Patrick: I’ve been in the restaurant industry in some form or another since I was 16. My first job was as a busser at the Yacht Club, where Aurum is now. Since then, I’ve cooked in Seattle, Louisiana and around Colorado. I opened Cloverdale Farm and Restaurant here in 2016 and have been working with the Clyde’s Pies team nearly three years, buying into the company in January.
Alec: We love it. It’s in a great building with a lot of personality and offers something for everyone and every occasion. It can be a great place for work or meetings during the day and turns into a fun lively bar in the evenings. It’s got big open spaces great for socializing as well as cozy, more private corners on the upper level. And the deck with a view of Howelsen is awesome in the summer.
Alec: Steamboat is a beautiful place full of genuinely friendly and active people. I love having the opportunity for so many outdoor activities right at my fingertips, including mountain biking, paddleboarding, hiking, camping, skiing and more. I’m also a big fan of the adult and youth sports communities. I’ve enjoyed coaching young soccer players, play in the adult soccer league, and just got back into hockey thanks to the encouragement of friends.
Patrick: I like the summer.
Alec: Hiking, mountain biking, soccer and paddleboarding.
Patrick: Live music, pickleball, tennis and golf.
Jake Carson, Poke the Bear
Poke the Bear was conceived by owner Jake Carson to cater to the local community and broaden the dining scene with a new concept for town of healthy and delicious Asian-inspired poke bowls. @pokethebearsteamboat
Uniqueness: In Hawaii, “poke” literally means to cut something. We slice and marinate normally uncooked seafood (ahi tuna or salmon) and mix it with sauces and heaps of veggies along with sushi-inspired ingredients. We then drizzle a sauce on top, from savory umami to spicy. It’s a combination of Hawaiian and Japanese influences that is nutritious and delicious. It’s also exciting, with our menu stating, “Smile! It’s supposed to be fun!” We love to have fun and make people smile about what they’re eating.
Restaurant background: Combined we have 50-plus years of restaurant and culinary experience from around the world. We love fresh, farm-grown ingredients, along with line-caught fish from the best fishermen around.

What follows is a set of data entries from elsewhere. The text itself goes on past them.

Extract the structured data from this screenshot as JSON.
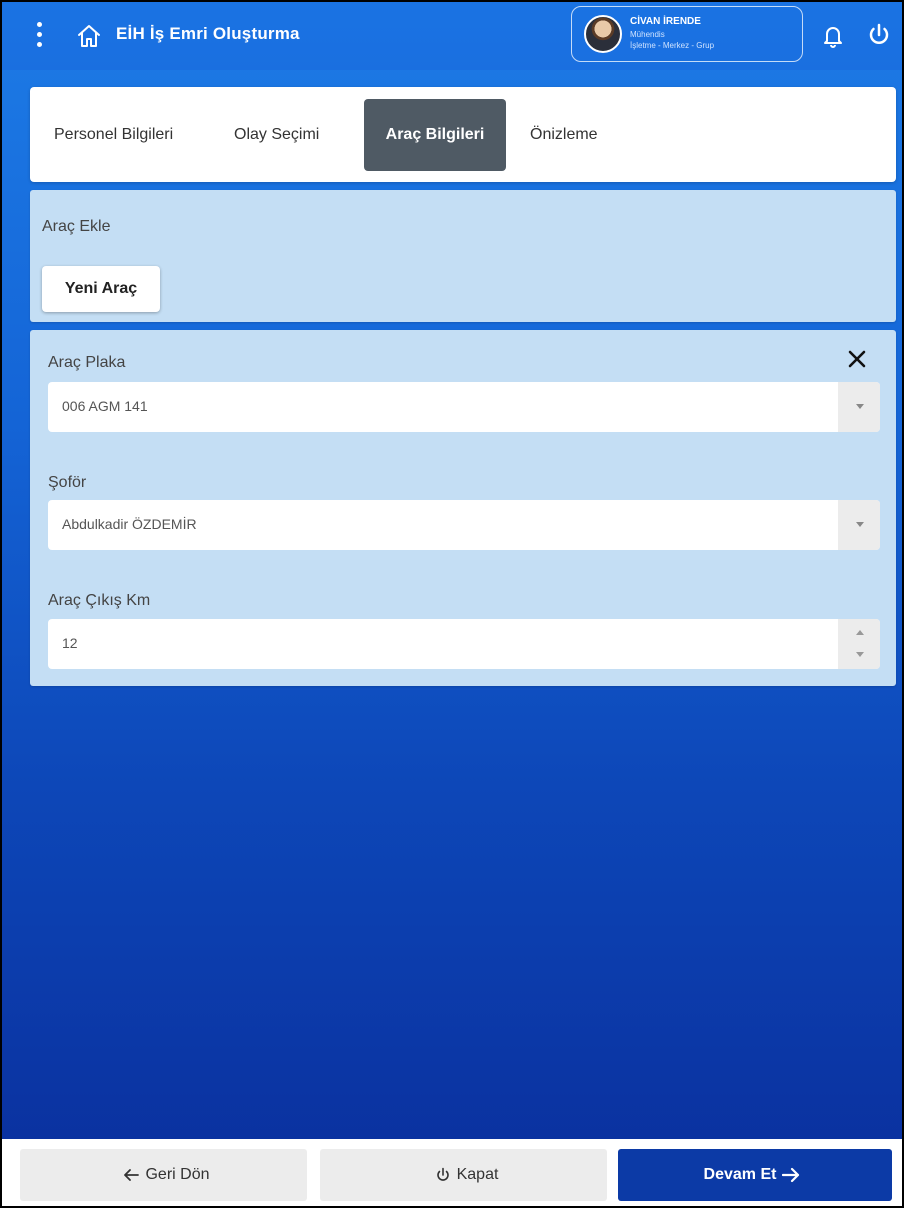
{
  "header": {
    "title": "EİH İş Emri Oluşturma",
    "user_name": "CİVAN İRENDE",
    "user_role": "Mühendis",
    "user_org": "İşletme - Merkez - Grup"
  },
  "tabs": [
    {
      "label": "Personel Bilgileri",
      "active": false
    },
    {
      "label": "Olay Seçimi",
      "active": false
    },
    {
      "label": "Araç Bilgileri",
      "active": true
    },
    {
      "label": "Önizleme",
      "active": false
    }
  ],
  "add_panel": {
    "label": "Araç Ekle",
    "new_button": "Yeni Araç"
  },
  "vehicle_form": {
    "plate_label": "Araç Plaka",
    "plate_value": "006 AGM 141",
    "driver_label": "Şoför",
    "driver_value": "Abdulkadir ÖZDEMİR",
    "km_label": "Araç Çıkış Km",
    "km_value": "12"
  },
  "footer": {
    "back_label": "Geri Dön",
    "close_label": "Kapat",
    "next_label": "Devam Et"
  },
  "colors": {
    "primary": "#0c3aa6",
    "topbar": "#1a73e3",
    "panel": "#c4def4",
    "active_tab": "#4f5a64"
  }
}
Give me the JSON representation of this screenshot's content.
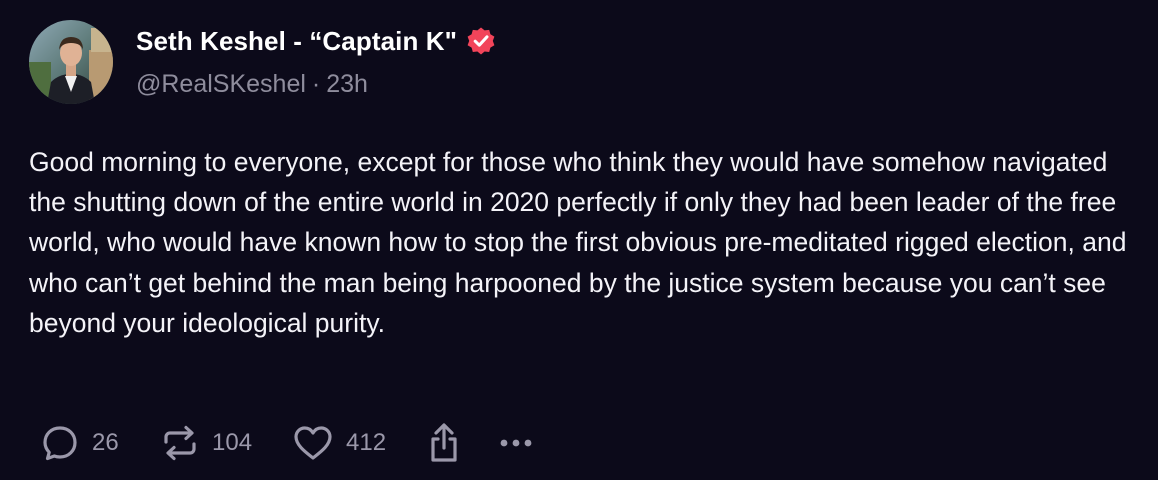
{
  "author": {
    "display_name": "Seth Keshel - “Captain K\"",
    "handle": "@RealSKeshel",
    "separator": "·",
    "time_ago": "23h",
    "verified": true,
    "verified_badge_color": "#f2445a"
  },
  "post": {
    "text": "Good morning to everyone, except for those who think they would have somehow navigated the shutting down of the entire world in 2020 perfectly if only they had been leader of the free world, who would have known how to stop the first obvious pre-meditated rigged election, and who can’t get behind the man being harpooned by the justice system because you can’t see beyond your ideological purity."
  },
  "actions": {
    "reply_count": "26",
    "repost_count": "104",
    "like_count": "412",
    "icons": [
      "reply-icon",
      "repost-icon",
      "heart-icon",
      "share-icon",
      "more-icon"
    ]
  },
  "colors": {
    "background": "#0c0a1a",
    "primary_text": "#ffffff",
    "secondary_text": "#8f8d9d",
    "action_icons": "#9b98aa"
  }
}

Menu faves: Joining our build-your-own poke bowls are such signature bowls as Lemme Shoyu (white rice, ahi tuna, sesame shoyu sauce, cucumbers, edamame, seaweed salad, pickled ginger, scallions, Sriracha mayo, and topped with crispy onions, sesame seeds, and wasabi peas). We also have ever-changing garnishes, including orchids, tropical umbrellas and even an occasional Swedish Fish or two.
Commons atmosphere: It’s absolutely perfect for our concept. We wanted to be part of something that shares space with like-minded chefs and entrepreneurs. It’s so great being with so many great concepts that all drive business together. Having a space that holds so many people with many food and drink options is exactly what we were looking for. Steamboat props: What’s not to like? It’s absolutely beautiful, from lush green wilderness to great snowfall. And it’s great to have an awesome downtown community whose members actually have a say in what they want in their town. It’s rare to see a community all care for proper growth without ruining the vibe. We just hope we’re contributing to what Steamboat separates itself from other towns.